These are cute. I can imagine a whole array of these for the family, because you could put a different Christmas symbol on each one: an angel, a candy cane, a Santa, a snowman, etc.

Love the subtle colourways and great design of these Scandinavian stockings.

Very pretty snowflake stocking. This must be the first time I ever actually liked anything knitted with glitter yarn.

Really clever design on this one: a classic Scandinavian pattern adapted to include holly berries, and the colourway is non-traditional yet still very Christmassy.

Very pretty holly stocking.

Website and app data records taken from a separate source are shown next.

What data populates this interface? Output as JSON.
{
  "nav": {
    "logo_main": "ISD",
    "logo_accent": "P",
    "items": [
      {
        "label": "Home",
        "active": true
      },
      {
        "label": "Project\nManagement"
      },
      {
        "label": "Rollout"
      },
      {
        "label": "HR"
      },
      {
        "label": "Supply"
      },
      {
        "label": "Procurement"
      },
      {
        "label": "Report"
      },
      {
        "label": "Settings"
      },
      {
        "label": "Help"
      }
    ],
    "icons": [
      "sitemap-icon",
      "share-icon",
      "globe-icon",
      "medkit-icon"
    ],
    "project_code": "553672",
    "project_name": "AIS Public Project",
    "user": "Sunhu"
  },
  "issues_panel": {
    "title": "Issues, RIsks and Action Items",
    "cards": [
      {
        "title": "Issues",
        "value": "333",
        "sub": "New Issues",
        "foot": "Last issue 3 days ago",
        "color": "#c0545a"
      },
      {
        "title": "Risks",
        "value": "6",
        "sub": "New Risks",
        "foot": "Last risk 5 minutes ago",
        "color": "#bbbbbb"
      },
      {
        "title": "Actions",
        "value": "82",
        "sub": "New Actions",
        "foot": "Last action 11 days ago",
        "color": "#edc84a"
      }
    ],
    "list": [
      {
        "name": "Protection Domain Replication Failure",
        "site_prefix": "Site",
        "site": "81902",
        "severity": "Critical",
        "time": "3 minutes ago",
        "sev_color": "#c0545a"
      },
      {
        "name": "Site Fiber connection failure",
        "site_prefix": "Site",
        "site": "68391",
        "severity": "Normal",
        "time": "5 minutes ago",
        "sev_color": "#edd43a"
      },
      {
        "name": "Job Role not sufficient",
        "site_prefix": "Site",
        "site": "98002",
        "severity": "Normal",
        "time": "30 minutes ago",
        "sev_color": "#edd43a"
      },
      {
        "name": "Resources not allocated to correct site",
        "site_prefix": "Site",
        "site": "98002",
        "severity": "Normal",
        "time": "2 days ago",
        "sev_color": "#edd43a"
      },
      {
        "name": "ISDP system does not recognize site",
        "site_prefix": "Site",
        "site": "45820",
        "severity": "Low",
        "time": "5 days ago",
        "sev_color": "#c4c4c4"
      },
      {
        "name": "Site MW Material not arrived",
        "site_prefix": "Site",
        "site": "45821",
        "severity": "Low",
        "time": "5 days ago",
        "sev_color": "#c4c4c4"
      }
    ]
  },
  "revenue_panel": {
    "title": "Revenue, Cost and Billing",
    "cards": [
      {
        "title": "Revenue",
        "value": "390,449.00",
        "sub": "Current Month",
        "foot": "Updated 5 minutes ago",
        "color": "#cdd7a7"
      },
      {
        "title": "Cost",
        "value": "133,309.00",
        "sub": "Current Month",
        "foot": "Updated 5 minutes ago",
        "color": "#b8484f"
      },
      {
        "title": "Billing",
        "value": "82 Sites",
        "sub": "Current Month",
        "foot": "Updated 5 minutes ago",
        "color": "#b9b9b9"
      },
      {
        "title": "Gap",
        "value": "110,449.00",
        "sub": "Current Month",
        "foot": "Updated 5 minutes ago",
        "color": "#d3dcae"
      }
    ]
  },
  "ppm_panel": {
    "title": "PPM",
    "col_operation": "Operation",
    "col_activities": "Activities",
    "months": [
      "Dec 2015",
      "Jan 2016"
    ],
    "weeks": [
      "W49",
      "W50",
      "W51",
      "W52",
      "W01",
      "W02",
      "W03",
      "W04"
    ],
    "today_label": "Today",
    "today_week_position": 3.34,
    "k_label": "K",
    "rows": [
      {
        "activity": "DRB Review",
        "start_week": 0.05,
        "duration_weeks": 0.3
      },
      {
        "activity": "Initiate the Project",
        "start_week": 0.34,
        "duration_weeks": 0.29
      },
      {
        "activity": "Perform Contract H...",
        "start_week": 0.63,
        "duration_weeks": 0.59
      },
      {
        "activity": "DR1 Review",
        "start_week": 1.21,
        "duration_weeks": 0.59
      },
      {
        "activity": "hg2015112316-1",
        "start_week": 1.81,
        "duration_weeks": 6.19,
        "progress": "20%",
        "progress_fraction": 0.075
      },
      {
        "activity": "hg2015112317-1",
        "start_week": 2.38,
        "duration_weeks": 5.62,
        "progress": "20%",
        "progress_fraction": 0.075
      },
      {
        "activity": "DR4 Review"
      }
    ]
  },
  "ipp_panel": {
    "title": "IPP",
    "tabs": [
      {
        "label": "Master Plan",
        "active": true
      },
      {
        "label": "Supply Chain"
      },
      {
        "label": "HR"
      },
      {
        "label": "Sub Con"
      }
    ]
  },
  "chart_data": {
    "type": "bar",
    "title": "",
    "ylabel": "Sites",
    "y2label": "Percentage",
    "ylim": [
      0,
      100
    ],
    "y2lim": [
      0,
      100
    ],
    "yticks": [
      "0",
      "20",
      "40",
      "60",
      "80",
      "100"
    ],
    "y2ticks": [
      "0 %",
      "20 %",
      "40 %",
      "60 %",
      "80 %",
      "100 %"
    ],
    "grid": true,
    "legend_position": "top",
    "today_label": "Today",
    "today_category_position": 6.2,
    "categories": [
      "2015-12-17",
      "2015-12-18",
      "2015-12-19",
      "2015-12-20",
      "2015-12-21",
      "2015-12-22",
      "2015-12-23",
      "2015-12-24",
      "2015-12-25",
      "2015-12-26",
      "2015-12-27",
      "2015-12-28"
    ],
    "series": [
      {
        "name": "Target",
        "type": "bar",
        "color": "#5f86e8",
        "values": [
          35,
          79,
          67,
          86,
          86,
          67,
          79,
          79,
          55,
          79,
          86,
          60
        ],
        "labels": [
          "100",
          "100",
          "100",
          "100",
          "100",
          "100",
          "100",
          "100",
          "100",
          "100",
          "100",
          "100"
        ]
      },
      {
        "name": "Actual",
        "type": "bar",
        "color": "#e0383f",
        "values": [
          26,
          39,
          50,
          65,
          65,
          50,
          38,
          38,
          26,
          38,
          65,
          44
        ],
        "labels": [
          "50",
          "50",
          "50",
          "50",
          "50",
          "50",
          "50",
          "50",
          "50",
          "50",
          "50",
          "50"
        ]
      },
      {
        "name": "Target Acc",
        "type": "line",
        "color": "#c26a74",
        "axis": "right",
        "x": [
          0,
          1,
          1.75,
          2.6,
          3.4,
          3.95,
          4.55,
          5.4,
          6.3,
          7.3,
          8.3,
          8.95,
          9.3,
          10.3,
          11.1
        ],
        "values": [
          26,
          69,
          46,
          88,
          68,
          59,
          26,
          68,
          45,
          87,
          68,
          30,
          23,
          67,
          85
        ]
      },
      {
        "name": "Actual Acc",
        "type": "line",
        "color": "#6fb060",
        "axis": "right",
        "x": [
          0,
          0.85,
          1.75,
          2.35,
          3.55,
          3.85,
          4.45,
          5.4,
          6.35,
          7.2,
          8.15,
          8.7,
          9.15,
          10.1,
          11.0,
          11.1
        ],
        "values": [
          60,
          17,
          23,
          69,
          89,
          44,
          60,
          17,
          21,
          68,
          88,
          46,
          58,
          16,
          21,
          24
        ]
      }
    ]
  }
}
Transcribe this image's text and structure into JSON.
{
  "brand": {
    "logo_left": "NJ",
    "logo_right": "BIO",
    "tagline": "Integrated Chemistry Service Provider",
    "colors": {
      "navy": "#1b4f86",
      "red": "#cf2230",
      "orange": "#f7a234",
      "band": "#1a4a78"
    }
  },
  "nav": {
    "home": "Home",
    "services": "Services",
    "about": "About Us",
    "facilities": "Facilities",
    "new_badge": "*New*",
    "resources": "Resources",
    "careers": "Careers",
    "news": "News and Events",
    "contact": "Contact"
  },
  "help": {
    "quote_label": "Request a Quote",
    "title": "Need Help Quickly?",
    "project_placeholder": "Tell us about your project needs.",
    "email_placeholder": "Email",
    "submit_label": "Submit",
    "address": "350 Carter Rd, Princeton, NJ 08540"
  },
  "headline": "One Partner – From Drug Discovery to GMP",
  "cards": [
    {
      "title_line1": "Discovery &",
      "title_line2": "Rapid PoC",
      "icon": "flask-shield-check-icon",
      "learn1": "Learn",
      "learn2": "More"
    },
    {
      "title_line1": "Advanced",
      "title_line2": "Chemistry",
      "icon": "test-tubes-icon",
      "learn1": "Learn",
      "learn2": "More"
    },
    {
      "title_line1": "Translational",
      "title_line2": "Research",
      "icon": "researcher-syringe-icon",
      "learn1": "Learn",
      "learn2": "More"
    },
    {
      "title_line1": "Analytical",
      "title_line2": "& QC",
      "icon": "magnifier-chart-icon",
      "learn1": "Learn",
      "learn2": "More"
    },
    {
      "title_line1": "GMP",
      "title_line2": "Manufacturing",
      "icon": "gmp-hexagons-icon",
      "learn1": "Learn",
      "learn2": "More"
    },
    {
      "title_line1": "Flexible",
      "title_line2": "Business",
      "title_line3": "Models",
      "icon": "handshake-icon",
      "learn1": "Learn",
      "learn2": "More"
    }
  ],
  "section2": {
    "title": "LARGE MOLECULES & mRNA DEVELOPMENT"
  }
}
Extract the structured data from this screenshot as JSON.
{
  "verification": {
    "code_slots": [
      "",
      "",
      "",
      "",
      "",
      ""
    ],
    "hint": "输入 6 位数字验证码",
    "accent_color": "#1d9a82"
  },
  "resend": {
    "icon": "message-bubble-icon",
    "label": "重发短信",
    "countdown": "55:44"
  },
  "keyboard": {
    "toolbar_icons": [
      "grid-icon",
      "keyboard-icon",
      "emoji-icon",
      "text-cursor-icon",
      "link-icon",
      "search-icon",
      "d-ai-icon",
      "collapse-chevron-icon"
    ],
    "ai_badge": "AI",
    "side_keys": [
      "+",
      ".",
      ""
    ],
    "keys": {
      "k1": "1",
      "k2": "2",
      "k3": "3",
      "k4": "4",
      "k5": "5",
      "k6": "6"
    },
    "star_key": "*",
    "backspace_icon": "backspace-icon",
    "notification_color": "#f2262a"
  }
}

After all the above, I'm rather abashed to be saying that my own handmade Christmas stocking is not knitted, but needlepointed from a kit I bought at Value Village for $6. The knitted stockings tend to look droopy when empty and bulge out of shape whenever they have anything in them, while the needlepoint, being stitched on canvas, holds its shape. Alas, it will not stretch to hold more goodies the way the knitted stockings do, but then my stocking is purely decorative anyway. I live alone and Santa skips my house.

Monday, 17 December 2012

Have a Ball!

Knitted Christmas tree baubles seem like such a great idea. They're a good way to recycle scratched glass Christmas tree baubles, or alternatively, if you wanted to just stuff them, they'd be child-safe. They'd be a good way to use whatever odds and ends of yarn you have lying around. They could be knitted up so quickly and they should be quite durable. And there's so much scope in their design. You can make them in any colour or style you like, and add beads, lacework, Aran cables, argyle or fair isle patterns, Christmas symbols or phrases or whatever you please. Here are some examples, with links to patterns when available. It would be pretty easy to take the basic pattern and adapt it to achieve whatever look you wanted.

The photo above is of the 7 Colorwork Christmas Ornaments, designed by Meg Hollar. The pattern is available for $5(USD).

This is the Luxury Christmas Ball, designed by Daniela Johannsenova. The pattern is available for free.

These designs are the Julekuler patterns, by Arne & Carlos, and are published in their book 55 Christmas Balls to Knit: Colorful Festive Ornaments.

This is the Deck the Balls design, by Sonia Ruyts. It's a free pattern.

This Sheep Balls pattern, by Dona Carruth, is simply too cute. It's a free pattern.

The Deck the Balls with Aran, by Kelly Jensen makes each ball look like it's wearing its own little sweater. This pattern is available for $6(USD).

The Knitted Lace Ball, by Judy Gibson, is delicately beautiful and doesn't even require an inner bauble. It's a free pattern.

The Fuzzy Christmas Baubles design, by Fran Welch, give us a good way to use up some leftover kid mohair. This is a free pattern.